Here is a Chess960 opening played informally that highlights how careful the opening attacker must be not to over-stretch during the opening. In the following opening, black exploits white's poor initial opening by aggressively claiming space in the center with the center pawns. However the center closes up and the flanks become weak. The assumption black makes is that:
Moving lots of pawns = space and lots of room to position pieces?!@#?
The idea is to move first and think later! That might work in blitz, but if there is time for the players to think, then black's rapid space gain turns into a disaster. The game below highlights these problems black get's into:
- Over extended pawns that absorb a lot of tempo moves
- A pawn structure that closes in the center, but neglects the flanks
- A pawn structure that blocks the pieces from being useful
- A pawn structure that creates serious holes in the position that cannot be filled
- The wasted tempo gives white the time to reorganize to exploit these things
SP699: Black over-extends and builds structural weaknesses into the position
1. Nc3?! ... This cannot be good because it blocks the queen.
1. ... c6 Black develops the queen but this is questionable because in this case it is better to claim the center and develop other pieces before the queen.
2. d3?! ... Very conservative and after e4, white's light bishop will be blocked.
2. ... d5 A center gaining move but it does not encourage an active path for the light bishop.
3. g3 ... e5?! Black is now extending with a reflex pawn move, but without any consideration to the development of the pieces still on the back rank particularly the knights.
4. e4 ... d4 The center has closed up, but what about the flanks? White has played three pawn moves and black four. White has played out one piece and black none. Both white's bishops can develop but only one of black's bishops can. White's queens is blocked while black's is not. Doing the maths, you could frame an argument that white is actually up two tempo despite the locked in queen!
5. Ne2 ... Black thinks that white's development is hampered, but in fact white does have a knight outpost already at c4!
5. ... g5?! This forces black into only one castling option on the c-side.

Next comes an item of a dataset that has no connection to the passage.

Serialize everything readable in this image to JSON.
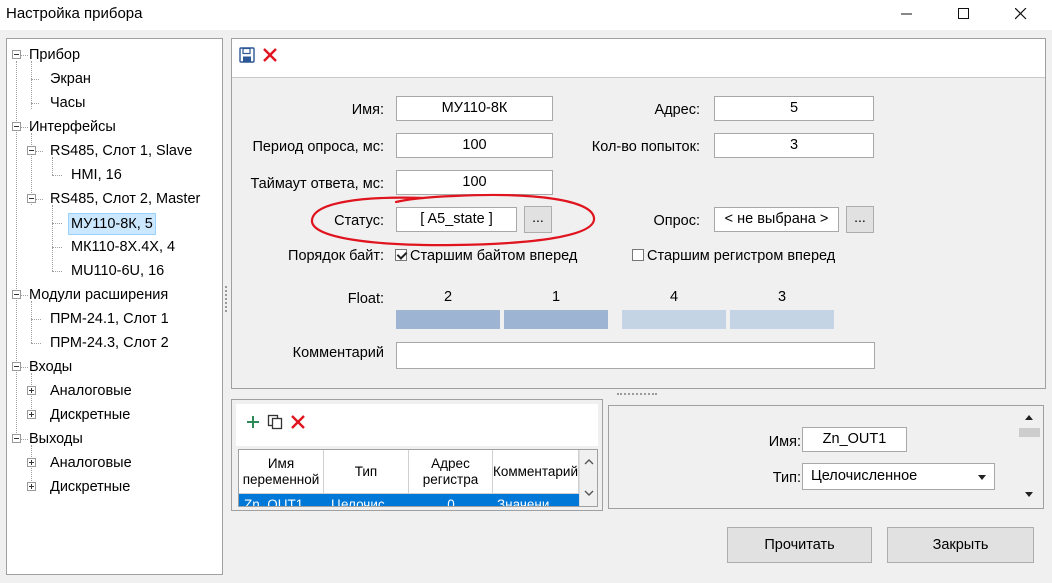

The bizarre thing about this move, is that black has already condemned his dark bishop to passiveness, only made worse by this last move, because now the dark bishop cannot redeploy to the h6-c1 diagonal either! Black wanted to develop Ng6 but a knight would be passive on that square and would need to redeploy again.
6. Nd2 ... White has already won the debate on how to make use of the knights!
6. ... Bd7 Black is in a bind. The knights do not know where to go and the bishops are passive. White on the other hand has extra tempo to reorganize into a solid configuration with attacking chances later.
7. Bg2 ... Ng6
8. b3?! ... This move seriously weakens the c-side and gives black a development path for Nd8/Nc7/Nb5/Nc3 and a development path Bh8/Bg7/Bf8.
8. ... Qc7?! Black must develop the minor pieces. Anything is better than nothing at this stage.
9. Nc4 ... Ne6 The position is really showing signs of closing up.
10.Bd2 ... Better was Bb4 perhaps.
10. ... O-O-O?! Black plays into a long term trap. White will castle g-side and begin a serious c-side flank attack on the castled king. Much better was Bf6, developing the bishop finally.
11.a4 ... Bg7?! Right idea but wrong execution. Bf6 because it does more work and is more flexible.
12.Ra2?! ... Way to early to be thinking about doubling up rooks. Better is to complete development.
12. ... Bf8?! Wastes a move. Better was to begin a flank attack on the g-side with h5.
13.b4 ... f6?! Black has no luxury to waste any more moves! It is a case of attack or die with ...h5.
14.c3?! ... White wastes initiative in an attack that is already underway. After the recapture, white can develop a minor piece to c3, but in all cases the development is fruitless. Better was b5! continuing the flank attack.
14. ... dxc3
15. Bxc3 ... b5?? Black wastes yet another move and falls into the c-side flank attack trap more deeply by weakening the king's defenses. Black had total equality by counter attacking on the opposite flank with g4. By counter attacking, white's own king safety might have come into question. Black has forgotten that white can castle g-side into safety!
The rest of the game is undocumented because white's win is clear.
How do you determine that it is SP699? Do you have a chart or a formula?ReplyDelete
Eh Biff. Check this post out for more info on your good question:ReplyDelete